Glowacki vs Usyk – TOO MANY KILOMETERS FROM GDANSK – September’s calendar is a cornucopia of conking consequences, with some of boxing’s very best practitioners gracing the strands in major ports of call.
Entertainment spectacles at locales like Cowboys Stadium or O2 Arena make fools, yet again, of those who belched clichés about boxing as dead, which I heard in the 90s like others heard in the 60s.
But this is not a matter of big drama, cinnamon snacks or Choco treats, be they piquito or grande. From a purely pugilistic perspective, if I could choose any card to attend this month, I’d be headed for Poland, with a big pierogi grin across my face.

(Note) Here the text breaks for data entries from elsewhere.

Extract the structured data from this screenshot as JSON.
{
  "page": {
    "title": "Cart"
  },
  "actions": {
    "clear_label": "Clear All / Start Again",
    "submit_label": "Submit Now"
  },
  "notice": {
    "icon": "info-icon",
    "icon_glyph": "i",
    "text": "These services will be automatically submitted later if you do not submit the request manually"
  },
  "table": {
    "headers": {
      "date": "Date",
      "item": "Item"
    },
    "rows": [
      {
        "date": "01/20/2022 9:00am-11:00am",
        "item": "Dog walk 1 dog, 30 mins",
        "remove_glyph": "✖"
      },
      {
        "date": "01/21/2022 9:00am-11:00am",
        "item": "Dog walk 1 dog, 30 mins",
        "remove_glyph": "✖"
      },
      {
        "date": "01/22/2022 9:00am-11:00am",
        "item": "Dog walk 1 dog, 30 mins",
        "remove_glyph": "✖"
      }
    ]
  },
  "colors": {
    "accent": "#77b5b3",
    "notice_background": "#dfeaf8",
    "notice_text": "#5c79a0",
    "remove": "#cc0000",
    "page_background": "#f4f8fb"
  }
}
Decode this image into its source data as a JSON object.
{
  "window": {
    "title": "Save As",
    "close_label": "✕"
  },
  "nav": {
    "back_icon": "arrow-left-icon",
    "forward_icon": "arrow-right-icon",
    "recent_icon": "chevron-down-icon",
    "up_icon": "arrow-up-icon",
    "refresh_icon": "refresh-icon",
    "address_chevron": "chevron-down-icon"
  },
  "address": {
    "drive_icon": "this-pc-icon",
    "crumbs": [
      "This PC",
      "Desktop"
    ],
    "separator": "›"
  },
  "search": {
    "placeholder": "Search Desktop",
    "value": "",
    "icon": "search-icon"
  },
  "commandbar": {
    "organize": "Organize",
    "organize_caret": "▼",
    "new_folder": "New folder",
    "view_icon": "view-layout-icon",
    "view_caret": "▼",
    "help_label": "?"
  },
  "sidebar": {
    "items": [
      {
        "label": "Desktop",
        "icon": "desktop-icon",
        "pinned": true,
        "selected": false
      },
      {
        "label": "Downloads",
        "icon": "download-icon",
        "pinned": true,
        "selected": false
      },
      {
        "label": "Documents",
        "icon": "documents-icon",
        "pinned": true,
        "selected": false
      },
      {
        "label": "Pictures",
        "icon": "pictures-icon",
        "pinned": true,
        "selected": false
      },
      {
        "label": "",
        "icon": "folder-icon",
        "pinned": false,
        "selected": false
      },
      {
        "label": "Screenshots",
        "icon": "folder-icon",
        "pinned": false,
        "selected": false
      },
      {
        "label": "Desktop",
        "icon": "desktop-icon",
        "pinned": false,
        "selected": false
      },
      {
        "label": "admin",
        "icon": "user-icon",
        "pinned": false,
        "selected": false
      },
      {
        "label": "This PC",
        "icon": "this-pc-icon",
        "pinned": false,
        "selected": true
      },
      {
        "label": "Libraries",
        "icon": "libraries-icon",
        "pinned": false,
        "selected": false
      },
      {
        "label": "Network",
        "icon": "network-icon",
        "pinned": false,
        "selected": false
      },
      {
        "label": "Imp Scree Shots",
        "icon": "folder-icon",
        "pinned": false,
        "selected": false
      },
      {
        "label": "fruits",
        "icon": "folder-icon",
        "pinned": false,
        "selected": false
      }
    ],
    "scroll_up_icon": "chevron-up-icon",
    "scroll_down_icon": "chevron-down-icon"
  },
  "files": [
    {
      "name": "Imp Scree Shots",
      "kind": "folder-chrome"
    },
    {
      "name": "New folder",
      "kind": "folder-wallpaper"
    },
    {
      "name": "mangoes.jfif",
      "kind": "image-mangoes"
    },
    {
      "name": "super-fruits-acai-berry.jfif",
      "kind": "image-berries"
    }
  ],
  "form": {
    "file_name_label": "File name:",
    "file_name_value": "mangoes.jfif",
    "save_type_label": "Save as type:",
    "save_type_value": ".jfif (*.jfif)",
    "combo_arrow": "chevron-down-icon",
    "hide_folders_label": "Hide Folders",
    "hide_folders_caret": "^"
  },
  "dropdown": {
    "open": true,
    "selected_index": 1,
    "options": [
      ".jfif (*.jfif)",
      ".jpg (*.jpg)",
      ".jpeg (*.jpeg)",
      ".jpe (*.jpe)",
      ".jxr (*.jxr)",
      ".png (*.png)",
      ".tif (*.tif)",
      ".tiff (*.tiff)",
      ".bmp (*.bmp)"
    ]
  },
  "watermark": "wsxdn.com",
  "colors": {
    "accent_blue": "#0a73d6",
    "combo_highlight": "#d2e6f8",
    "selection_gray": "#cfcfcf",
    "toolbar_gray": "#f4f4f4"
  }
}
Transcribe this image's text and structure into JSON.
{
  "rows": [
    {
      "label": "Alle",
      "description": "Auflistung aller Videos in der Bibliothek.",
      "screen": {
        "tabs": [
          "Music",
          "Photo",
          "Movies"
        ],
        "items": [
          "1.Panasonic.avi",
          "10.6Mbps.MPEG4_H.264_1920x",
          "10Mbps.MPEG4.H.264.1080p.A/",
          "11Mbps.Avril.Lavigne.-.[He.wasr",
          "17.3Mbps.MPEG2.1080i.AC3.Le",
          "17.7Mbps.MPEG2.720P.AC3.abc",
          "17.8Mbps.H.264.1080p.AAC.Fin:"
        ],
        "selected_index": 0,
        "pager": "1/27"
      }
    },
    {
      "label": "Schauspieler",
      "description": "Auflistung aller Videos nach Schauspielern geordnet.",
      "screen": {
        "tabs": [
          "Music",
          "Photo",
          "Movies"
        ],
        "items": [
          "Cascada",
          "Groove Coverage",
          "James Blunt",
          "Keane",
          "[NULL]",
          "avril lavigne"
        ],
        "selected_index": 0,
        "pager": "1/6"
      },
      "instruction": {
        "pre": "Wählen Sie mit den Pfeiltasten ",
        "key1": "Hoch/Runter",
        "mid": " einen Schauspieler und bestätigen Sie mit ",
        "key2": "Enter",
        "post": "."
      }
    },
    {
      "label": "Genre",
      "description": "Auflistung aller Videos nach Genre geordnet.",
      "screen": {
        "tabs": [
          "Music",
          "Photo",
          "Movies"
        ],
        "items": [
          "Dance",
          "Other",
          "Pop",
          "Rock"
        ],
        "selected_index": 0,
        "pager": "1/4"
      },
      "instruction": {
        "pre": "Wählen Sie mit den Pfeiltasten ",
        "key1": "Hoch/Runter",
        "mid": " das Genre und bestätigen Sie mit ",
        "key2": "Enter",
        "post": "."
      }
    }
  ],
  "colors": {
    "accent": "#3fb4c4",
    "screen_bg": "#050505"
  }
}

Away from far bigger productions like GGG-Brook or Canelo- Smith; along the Baltic shores there awaits a relatively unheralded contest with serious Fight of the Year potential.
Krzystof Glowacki’s WBO cruiserweight title defense against fellow undefeated lefty Oleksander Usyk is the most intriguing matchup of this year. Yeah, yeah, Andre Ward is set to challenge Sergey Kovalev. Based on recent form, there’s a pretty fair likelihood that battle doesn’t reach near it’s full potential and fizzles anti-climactically, something like Crawford – Postol.
In the bigger scheme of things, one-trick pony shows like the latest Golovkin or Alvarez adventure, through nobody’s fault, still would have only been truly huge if there was a titanic, long shot upset.
On the other gloved hand, based on recent form, Glowacki – Usyk is a real pick- ‘em fight. It shapes up like a version of unpredictable epics ranging from Morales – Pacquiao to Foreman – Lyle.
I’ve never seen the 30 year old Glowacki fight live, but if the 26-0 (16 KO) bomber can stop Marco Huck on a night where Huck displayed typical attacks, I figure the champion, from a small town called Walcz, is plenty tough.
Glowacki earned his king of the cruiserweight hill status, belt or no belt, by stopping Huck in August of 2015. His next bout cemented that claim when Glowacki topped formidable Steve Cunningham last April, no simple Spring challenge.
Prior to that, for the most part of an eight year professional campaign, Glowacki faced the unusual suspects of EU encounters, exclusively in Poland. He took a big step up against recognized bruiser Nuri Seferi in January 2015. A widespread unanimous decision set up a visit to Prudential Center in Newark for the appointment with Huck, and perhaps from the looks of things, the dawn of Glowacki’s elite boxer status.
The 29 year old Usyk, 9-0 (9), I have observed in person, briefly.
Usyk’s 3rd round blast out of Ben Nsafoah on the Klitschko – Leapai undercard reminded me of the night GGG blasted out Lajuan Simon in two minutes, almost knocking Simon into my ringside Alt beer. It made an impression.
Joseph Parker also appeared on that Klitschko undercard. Picking solely from that night’s performances, I’d go with Usyk to beat Parker at that point in their careers.
Usyk’s last bout was officially a heavyweight contest, as he scored a 7th round TKO against relatively light punching Pedro Rodriguez, 22-1, 2 KOs going in.
Usyk, listed at 6’3” with a 78-inch reach, has weighed in just a pinch over 200 pounds four times now, including his debut. Glowacki, 6’0”, 75-inch reach, has notched six heavyweight appearances.
Glowacki and Usyk probably understood that in this era of 6’5 heavyweights, their best bet is to stay on a diet. If so, it was a good call, and that leads us to Saturday night in the Baltics.
I doubt there will even be one-tenth the fans in Gdansk as there will be in Texas, but this EU fight is probably in the perfect locale. If you’ve been lucky enough to experience Polish culture, you’ll tip some Bison Grass and know what I mean. Klitschko – Adamak in Wroclaw remains one of the very best fight scenes I’ve witnessed. Attendance numbers aside, there will be as much pumped-up passion in Poland as any fight card on the planet.
My prediction is as much a guess as a forecast.
If they met above the 200 pound weight limit I might pick the other way, but based on Usyk being a better (elongated) body-type fit at the contracted weight, I’m going with the challenger.
This fight seems so close that an inch in established reach probably means a mile. Glowacki often fights from an attacking crouch, behind straight -armed probes, before following up with serious leather. He sets his right leg like a pitcher releasing a fastball.
Advantage wise, Glowacki gets the angles, Usyk gets the leverage. If Glowacki keeps the fight inside, the vodka may flow until daybreak. If Usyk lands his highlight reel rights from shoulder level before Glowacki can complete those crucial, compacting strides, there will be a new champion. Take your pick.
Glowacki – Usyk will not go to a decision. Somebody very lumped- up is going to get rescued by the ref, around the end of the 8th frame. My imaginary, wouldn’t bet on it coin flip says Usyk wins.
Glowacki vs Usyk /